**Problem to work on:**
Return each record exactly as it appears, so that nothing is dropped or altered.

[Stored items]
BEGIN
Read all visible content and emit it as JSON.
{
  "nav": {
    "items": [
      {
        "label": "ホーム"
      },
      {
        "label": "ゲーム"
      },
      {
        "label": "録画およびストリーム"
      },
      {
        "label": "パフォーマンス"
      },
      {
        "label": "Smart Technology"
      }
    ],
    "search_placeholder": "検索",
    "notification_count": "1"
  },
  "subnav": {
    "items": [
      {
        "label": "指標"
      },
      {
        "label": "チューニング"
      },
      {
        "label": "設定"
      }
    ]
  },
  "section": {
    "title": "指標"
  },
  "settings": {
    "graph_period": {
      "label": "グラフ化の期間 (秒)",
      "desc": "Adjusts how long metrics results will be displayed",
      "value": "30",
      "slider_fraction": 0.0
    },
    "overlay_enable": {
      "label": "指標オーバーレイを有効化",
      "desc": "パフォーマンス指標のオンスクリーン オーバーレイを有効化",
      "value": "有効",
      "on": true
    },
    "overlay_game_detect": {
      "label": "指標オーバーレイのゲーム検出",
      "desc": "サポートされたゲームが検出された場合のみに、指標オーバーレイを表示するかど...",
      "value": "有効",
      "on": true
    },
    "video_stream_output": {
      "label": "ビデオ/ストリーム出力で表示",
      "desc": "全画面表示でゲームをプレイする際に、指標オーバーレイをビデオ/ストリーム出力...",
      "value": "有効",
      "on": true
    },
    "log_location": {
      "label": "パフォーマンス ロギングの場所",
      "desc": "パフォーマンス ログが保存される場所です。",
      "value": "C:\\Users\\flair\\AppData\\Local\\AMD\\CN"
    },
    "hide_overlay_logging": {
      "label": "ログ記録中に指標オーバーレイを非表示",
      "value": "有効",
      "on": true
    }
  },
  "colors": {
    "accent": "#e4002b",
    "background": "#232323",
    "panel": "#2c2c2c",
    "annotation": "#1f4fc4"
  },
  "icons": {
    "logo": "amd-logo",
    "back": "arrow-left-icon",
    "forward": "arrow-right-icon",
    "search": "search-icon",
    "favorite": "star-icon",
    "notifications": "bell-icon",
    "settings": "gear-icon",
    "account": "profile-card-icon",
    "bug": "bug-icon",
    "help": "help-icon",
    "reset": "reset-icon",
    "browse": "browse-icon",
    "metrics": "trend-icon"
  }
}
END
**Written response:**
Read all visible content and emit it as JSON.
{
  "nav": {
    "items": [
      {
        "label": "ホーム"
      },
      {
        "label": "ゲーム"
      },
      {
        "label": "録画およびストリーム"
      },
      {
        "label": "パフォーマンス"
      },
      {
        "label": "Smart Technology"
      }
    ],
    "search_placeholder": "検索",
    "notification_count": "1"
  },
  "subnav": {
    "items": [
      {
        "label": "指標"
      },
      {
        "label": "チューニング"
      },
      {
        "label": "設定"
      }
    ]
  },
  "section": {
    "title": "指標"
  },
  "settings": {
    "graph_period": {
      "label": "グラフ化の期間 (秒)",
      "desc": "Adjusts how long metrics results will be displayed",
      "value": "30",
      "slider_fraction": 0.0
    },
    "overlay_enable": {
      "label": "指標オーバーレイを有効化",
      "desc": "パフォーマンス指標のオンスクリーン オーバーレイを有効化",
      "value": "有効",
      "on": true
    },
    "overlay_game_detect": {
      "label": "指標オーバーレイのゲーム検出",
      "desc": "サポートされたゲームが検出された場合のみに、指標オーバーレイを表示するかど...",
      "value": "有効",
      "on": true
    },
    "video_stream_output": {
      "label": "ビデオ/ストリーム出力で表示",
      "desc": "全画面表示でゲームをプレイする際に、指標オーバーレイをビデオ/ストリーム出力...",
      "value": "有効",
      "on": true
    },
    "log_location": {
      "label": "パフォーマンス ロギングの場所",
      "desc": "パフォーマンス ログが保存される場所です。",
      "value": "C:\\Users\\flair\\AppData\\Local\\AMD\\CN"
    },
    "hide_overlay_logging": {
      "label": "ログ記録中に指標オーバーレイを非表示",
      "value": "有効",
      "on": true
    }
  },
  "colors": {
    "accent": "#e4002b",
    "background": "#232323",
    "panel": "#2c2c2c",
    "annotation": "#1f4fc4"
  },
  "icons": {
    "logo": "amd-logo",
    "back": "arrow-left-icon",
    "forward": "arrow-right-icon",
    "search": "search-icon",
    "favorite": "star-icon",
    "notifications": "bell-icon",
    "settings": "gear-icon",
    "account": "profile-card-icon",
    "bug": "bug-icon",
    "help": "help-icon",
    "reset": "reset-icon",
    "browse": "browse-icon",
    "metrics": "trend-icon"
  }
}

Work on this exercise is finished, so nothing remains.